At last, the truth surfaces.

J.W.: I scribbled down the game design in the thirty minutes after seeing a documentary about tuna fishing.

Greg: I just decided to sit down and fuck around and see what came out. 

Eirik: [I] simply put my brain in auto-mode and let whatever comes out be the score.

J.W.: The rest of my work was doing art in Microsoft Paint.

Zach: I’d recommend immediately start making lots of stuff.

Brandon: They didn’t really have the bandwidth to do it themselves.

After their catch, the old vets counsel younger generations on how to reel in the big ones.

Brandon: The two best things you can do to break into the industry are start smoking and start drinking heavily.

Greg: When I’m cooking, I often make the best stuff when I only have some butter, black beans, and a can of tomatoes. 

Zach: Keep making things until you make something that you love and is perfect, which should never happen.

Greg: I’m really stubborn.

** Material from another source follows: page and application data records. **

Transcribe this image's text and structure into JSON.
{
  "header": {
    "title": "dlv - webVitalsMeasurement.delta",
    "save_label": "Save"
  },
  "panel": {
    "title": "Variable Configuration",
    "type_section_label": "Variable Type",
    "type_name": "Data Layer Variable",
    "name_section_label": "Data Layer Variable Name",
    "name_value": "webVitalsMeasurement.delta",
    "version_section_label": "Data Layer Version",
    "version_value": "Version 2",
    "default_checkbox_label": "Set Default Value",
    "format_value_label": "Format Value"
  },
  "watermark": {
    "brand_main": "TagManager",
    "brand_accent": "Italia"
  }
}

I will believe in a system so completely that I spend entire days throwing ideas at it, and when something does come back, it almost feels like discovering something I would have never dreamt of.

They fondly remember the excitement of catching a prize fish.

Rami: We absolutely did not see it coming. The previous year, we had been refreshing the page every minute. This year we knew the nominations were being announced and thought we’d check.

Brandon: The rest is beautiful history.

Rami:  I hugged everyone nearby and called my family to let them know. My mother burst into tears. 

-Jason Johnson